"I think we've long recognized that we'd like a proprietary platform for [the Prodesse assays]," Watts told PCR Insider this week. "After doing a fair amount of analysis internally, this made a fair amount of sense to us. So the first … menu for the next-generation [Panther] will in fact be the Prodesse assays."
Watts added that the company is "happy" thus far with the customer feedback it has received about the current version of Panther, but "one of the questions that comes up a lot from customers is: 'I love this instrument, love the automation, love the workflow. What else can you do with it?' Given some technical advancements, one of the things we are now able to do is add those real-time PCR capabilities."
Watts stressed that the real-time PCR capabilities will be a "supplement" to Panther's current TMA technology. "The idea is that we would be able to do both on the same box — TMA assays such as our Aptima Combo 2; HPV; [and] Trichomonas … plus those PCR-based assays."
Gen-Probe has also been developing a real-time version of TMA, which is currently an endpoint assay technology. Watts said that this assay chemistry will prove useful for viral load assays for infectious diseases such as HIV, hepatitis B, and hepatitis C. He added that Gen-Probe is targeting 2014 to launch real-time TMA assays, likely in Europe.
In addition, Gen-Probe spinoff Roka Bioscience is using the TMA technology, among other Gen-Probe-developed innovations, to tackle food safety testing (PCR Insider, 1/28/2010). Roka is also collaborating with Millipore to develop assays for biopharmaceutical contamination testing using real-time TMA in combination with Millipore's sample prep methods, a partnership that Millipore began with Gen-Probe before Roka was formed.
It is worth noting that one of Gen-Probe's major competitors on the molecular diagnostics front, Qiagen, has moved away from isothermal amplification toward real-time PCR. In 2008, Qiagen licensed BioHelix's isothermal helicase-dependent amplification technology with plans to combine it with its hybrid capture 2 technology for various molecular diagnostic tests, including tests for chlamydia and gonorrhea.
However, in May of last year Qiagen said that it was abandoning the isothermal amplification method in favor of real-time PCR-based technology for assays to be run on the next generation of its fully automated QIAensemble molecular testing platform (PCR Insider, 5/12/2011).
In other Gen-Probe news from the JP Morgan conference, Hull said that the real-time PCR-enabled version of Panther was one of two new instrumentation platforms that Gen-Probe is developing. The other is a new instrument to further automate molecular testing from cytology specimens. The company did not provide further details about this platform.
In addition, Hull said that the firm has thus far placed a few dozen Panther systems outside the US since its European launch.
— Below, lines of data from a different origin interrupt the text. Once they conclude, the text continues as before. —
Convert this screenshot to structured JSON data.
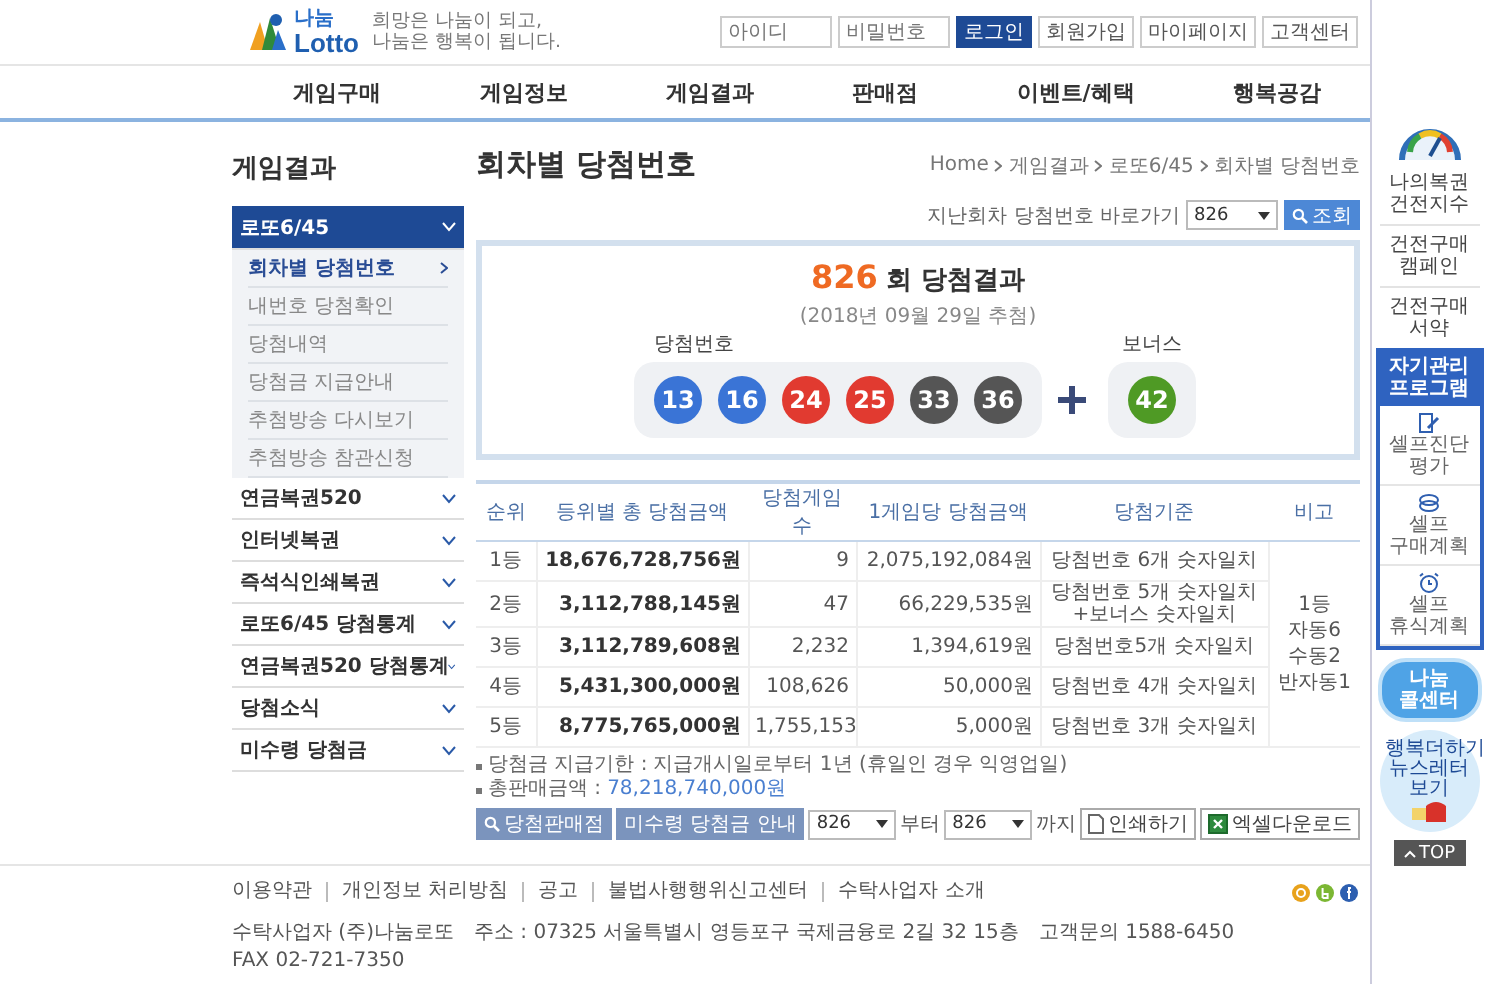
{
  "header": {
    "logo": {
      "small": "나눔",
      "large": "Lotto"
    },
    "tagline": "희망은 나눔이 되고, 나눔은 행복이 됩니다.",
    "id_field": {
      "placeholder": "아이디"
    },
    "password_field": {
      "placeholder": "비밀번호"
    },
    "buttons": [
      {
        "label": "로그인",
        "kind": "primary"
      },
      {
        "label": "회원가입",
        "kind": "plain"
      },
      {
        "label": "마이페이지",
        "kind": "plain"
      },
      {
        "label": "고객센터",
        "kind": "plain"
      }
    ]
  },
  "nav": [
    "게임구매",
    "게임정보",
    "게임결과",
    "판매점",
    "이벤트/혜택",
    "행복공감"
  ],
  "sidebar": {
    "title": "게임결과",
    "items": [
      {
        "label": "로또6/45",
        "expanded": true,
        "children": [
          {
            "label": "회차별 당첨번호",
            "selected": true
          },
          {
            "label": "내번호 당첨확인",
            "selected": false
          },
          {
            "label": "당첨내역",
            "selected": false
          },
          {
            "label": "당첨금 지급안내",
            "selected": false
          },
          {
            "label": "추첨방송 다시보기",
            "selected": false
          },
          {
            "label": "추첨방송 참관신청",
            "selected": false
          }
        ]
      },
      {
        "label": "연금복권520",
        "expanded": false
      },
      {
        "label": "인터넷복권",
        "expanded": false
      },
      {
        "label": "즉석식인쇄복권",
        "expanded": false
      },
      {
        "label": "로또6/45 당첨통계",
        "expanded": false
      },
      {
        "label": "연금복권520 당첨통계",
        "expanded": false
      },
      {
        "label": "당첨소식",
        "expanded": false
      },
      {
        "label": "미수령 당첨금",
        "expanded": false
      }
    ]
  },
  "page": {
    "title": "회차별 당첨번호",
    "breadcrumb": [
      "Home",
      "게임결과",
      "로또6/45",
      "회차별 당첨번호"
    ]
  },
  "round_picker": {
    "label": "지난회차 당첨번호 바로가기",
    "value": "826",
    "button": "조회"
  },
  "result": {
    "round": "826",
    "title": "회 당첨결과",
    "date": "(2018년 09월 29일 추첨)",
    "numbers_label": "당첨번호",
    "bonus_label": "보너스",
    "numbers": [
      {
        "value": "13",
        "color": "#3a74d6"
      },
      {
        "value": "16",
        "color": "#3a74d6"
      },
      {
        "value": "24",
        "color": "#e13a30"
      },
      {
        "value": "25",
        "color": "#e13a30"
      },
      {
        "value": "33",
        "color": "#555555"
      },
      {
        "value": "36",
        "color": "#555555"
      }
    ],
    "bonus": {
      "value": "42",
      "color": "#4f9a25"
    }
  },
  "table": {
    "columns": [
      "순위",
      "등위별 총 당첨금액",
      "당첨게임 수",
      "1게임당 당첨금액",
      "당첨기준",
      "비고"
    ],
    "rows": [
      {
        "rank": "1등",
        "total": "18,676,728,756원",
        "winners": "9",
        "per_game": "2,075,192,084원",
        "criteria": [
          "당첨번호 6개 숫자일치"
        ]
      },
      {
        "rank": "2등",
        "total": "3,112,788,145원",
        "winners": "47",
        "per_game": "66,229,535원",
        "criteria": [
          "당첨번호 5개 숫자일치",
          "+보너스 숫자일치"
        ]
      },
      {
        "rank": "3등",
        "total": "3,112,789,608원",
        "winners": "2,232",
        "per_game": "1,394,619원",
        "criteria": [
          "당첨번호5개 숫자일치"
        ]
      },
      {
        "rank": "4등",
        "total": "5,431,300,000원",
        "winners": "108,626",
        "per_game": "50,000원",
        "criteria": [
          "당첨번호 4개 숫자일치"
        ]
      },
      {
        "rank": "5등",
        "total": "8,775,765,000원",
        "winners": "1,755,153",
        "per_game": "5,000원",
        "criteria": [
          "당첨번호 3개 숫자일치"
        ]
      }
    ],
    "note": "1등 자동6 수동2 반자동1"
  },
  "notes": [
    {
      "label": "당첨금 지급기한 :",
      "value": "지급개시일로부터 1년 (휴일인 경우 익영업일)",
      "kind": "plain"
    },
    {
      "label": "총판매금액 :",
      "value": "78,218,740,000원",
      "kind": "highlight"
    }
  ],
  "actions": {
    "store_button": "당첨판매점",
    "unclaimed_button": "미수령 당첨금 안내",
    "from_select": "826",
    "from_label": "부터",
    "to_select": "826",
    "to_label": "까지",
    "print_button": "인쇄하기",
    "excel_button": "엑셀다운로드"
  },
  "footer": {
    "links": [
      "이용약관",
      "개인정보 처리방침",
      "공고",
      "불법사행행위신고센터",
      "수탁사업자 소개"
    ],
    "company": "수탁사업자 (주)나눔로또",
    "address": "주소 : 07325 서울특별시 영등포구 국제금융로 2길 32 15층",
    "phone": "고객문의 1588-6450",
    "fax": "FAX 02-721-7350"
  },
  "quick": {
    "index_label": "나의복권 건전지수",
    "links": [
      "건전구매 캠페인",
      "건전구매 서약"
    ],
    "program": {
      "title": "자기관리 프로그램",
      "items": [
        {
          "label": "셀프진단 평가",
          "kind": "check"
        },
        {
          "label": "셀프 구매계획",
          "kind": "plan"
        },
        {
          "label": "셀프 휴식계획",
          "kind": "alarm"
        }
      ]
    },
    "call_center": "나눔 콜센터",
    "newsletter": "행복더하기 뉴스레터 보기",
    "top": "TOP"
  }
}
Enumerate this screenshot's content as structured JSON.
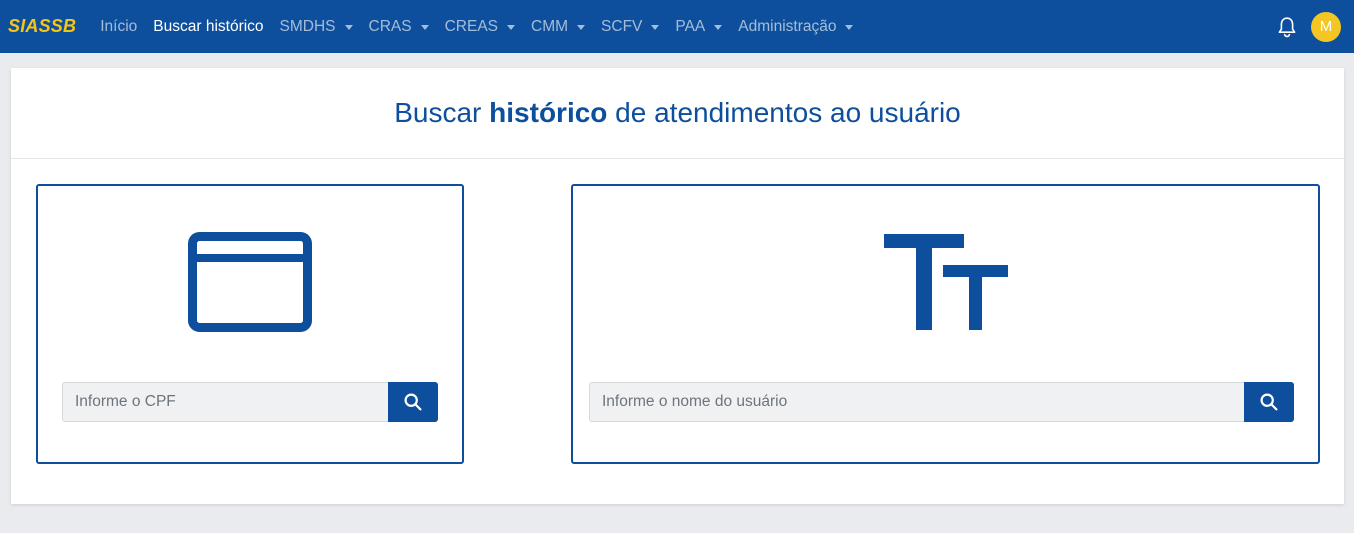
{
  "navbar": {
    "brand": "SIASSB",
    "items": [
      {
        "label": "Início",
        "dropdown": false,
        "active": false
      },
      {
        "label": "Buscar histórico",
        "dropdown": false,
        "active": true
      },
      {
        "label": "SMDHS",
        "dropdown": true,
        "active": false
      },
      {
        "label": "CRAS",
        "dropdown": true,
        "active": false
      },
      {
        "label": "CREAS",
        "dropdown": true,
        "active": false
      },
      {
        "label": "CMM",
        "dropdown": true,
        "active": false
      },
      {
        "label": "SCFV",
        "dropdown": true,
        "active": false
      },
      {
        "label": "PAA",
        "dropdown": true,
        "active": false
      },
      {
        "label": "Administração",
        "dropdown": true,
        "active": false
      }
    ],
    "notifications_icon": "bell-icon",
    "avatar_initial": "M"
  },
  "main": {
    "title_prefix": "Buscar ",
    "title_bold": "histórico",
    "title_suffix": " de atendimentos ao usuário",
    "cpf_search": {
      "icon": "credit-card-icon",
      "placeholder": "Informe o CPF",
      "value": "",
      "button_icon": "search-icon"
    },
    "name_search": {
      "icon": "text-size-icon",
      "placeholder": "Informe o nome do usuário",
      "value": "",
      "button_icon": "search-icon"
    }
  },
  "colors": {
    "primary": "#0d4f9c",
    "brand": "#f5c518",
    "avatar": "#f3c623",
    "background": "#e9ebee"
  }
}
He added that Gen-Probe is banking on two tests to help drive revenue growth in 2012 and beyond: its Aptima HPV test, which was cleared by FDA in October for use on the Tigris platform; and its PCA3 test for prostate cancer, which also uses the TMA technology and has been submitted for FDA clearance.
"We've got this new product cycle that's coming out today, which is led by Panther in Europe, hopefully Panther in the US soon with CT/NG; HPV, which just got approved; PCA3, which hopefully is close, and Trichomonas," Watts elaborated this week. "Those should set us up reasonably well for 2012 … and 2013, [with a] full-year effect, looks like it's in pretty good shape as well.
"The idea with some of these new products is to try and drive that next wave of growth," Watts added. "That's really where the TMA-based viral load assays come into play, and also the real-time PCR on Panther."
Have topics you'd like to see covered in PCR Insider? Contact the editor at bbutkus [at] genomeweb [.] com.